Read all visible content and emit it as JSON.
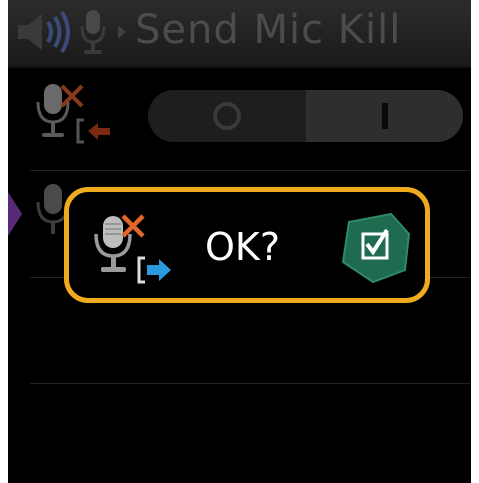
{
  "header": {
    "title": "Send Mic Kill",
    "icons": [
      "speaker-icon",
      "microphone-icon",
      "chevron-right-icon"
    ]
  },
  "setting_row": {
    "icon": "mic-kill-receive-icon",
    "toggle": {
      "off_glyph": "O",
      "on_glyph": "I",
      "selected": "I"
    }
  },
  "dialog": {
    "question": "OK?",
    "icon": "mic-kill-send-icon",
    "confirm_icon": "checkbox-checked-icon"
  },
  "colors": {
    "dialog_border": "#f0aa1e",
    "confirm_green": "#1f6b4f",
    "selection_tab": "#5a2a7a",
    "arrow_orange": "#c9411a",
    "arrow_blue": "#2a9ae0",
    "cross_orange": "#e2672a"
  }
}
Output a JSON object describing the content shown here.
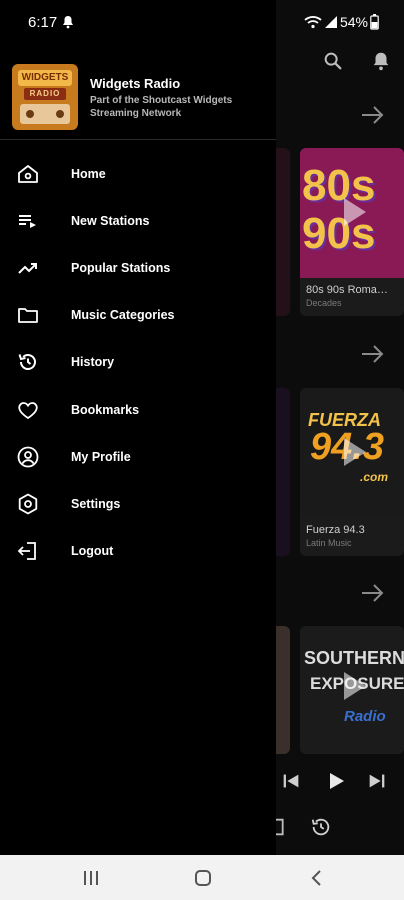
{
  "status_bar": {
    "time": "6:17",
    "battery_percent": "54%",
    "icons": [
      "notification-icon",
      "wifi-icon",
      "signal-icon",
      "battery-icon"
    ]
  },
  "drawer": {
    "app_name": "Widgets Radio",
    "tagline": "Part of the Shoutcast Widgets Streaming Network",
    "logo": {
      "line1": "WIDGETS",
      "line2": "RADIO"
    },
    "items": [
      {
        "label": "Home",
        "icon": "home-icon"
      },
      {
        "label": "New Stations",
        "icon": "playlist-add-icon"
      },
      {
        "label": "Popular Stations",
        "icon": "trending-up-icon"
      },
      {
        "label": "Music Categories",
        "icon": "folder-icon"
      },
      {
        "label": "History",
        "icon": "history-icon"
      },
      {
        "label": "Bookmarks",
        "icon": "heart-icon"
      },
      {
        "label": "My Profile",
        "icon": "profile-icon"
      },
      {
        "label": "Settings",
        "icon": "settings-icon"
      },
      {
        "label": "Logout",
        "icon": "logout-icon"
      }
    ]
  },
  "background": {
    "cards": [
      {
        "title": "80s 90s Roma…",
        "subtitle": "Decades",
        "art": "80s 90s"
      },
      {
        "title": "Fuerza 94.3",
        "subtitle": "Latin Music",
        "art_line1": "FUERZA",
        "art_line2": "94.3",
        "art_line3": ".com"
      },
      {
        "art_line1": "SOUTHERN",
        "art_line2": "EXPOSURE",
        "art_line3": "Radio"
      }
    ]
  },
  "colors": {
    "drawer_bg": "#000000",
    "nav_bar_bg": "#f2f2f2",
    "logo_orange": "#c77a1e"
  }
}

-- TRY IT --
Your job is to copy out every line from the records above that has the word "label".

-- SOLUTION TO THE PROBLEM --
        "label": "Home",
        "label": "New Stations",
        "label": "Popular Stations",
        "label": "Music Categories",
        "label": "History",
        "label": "Bookmarks",
        "label": "My Profile",
        "label": "Settings",
        "label": "Logout",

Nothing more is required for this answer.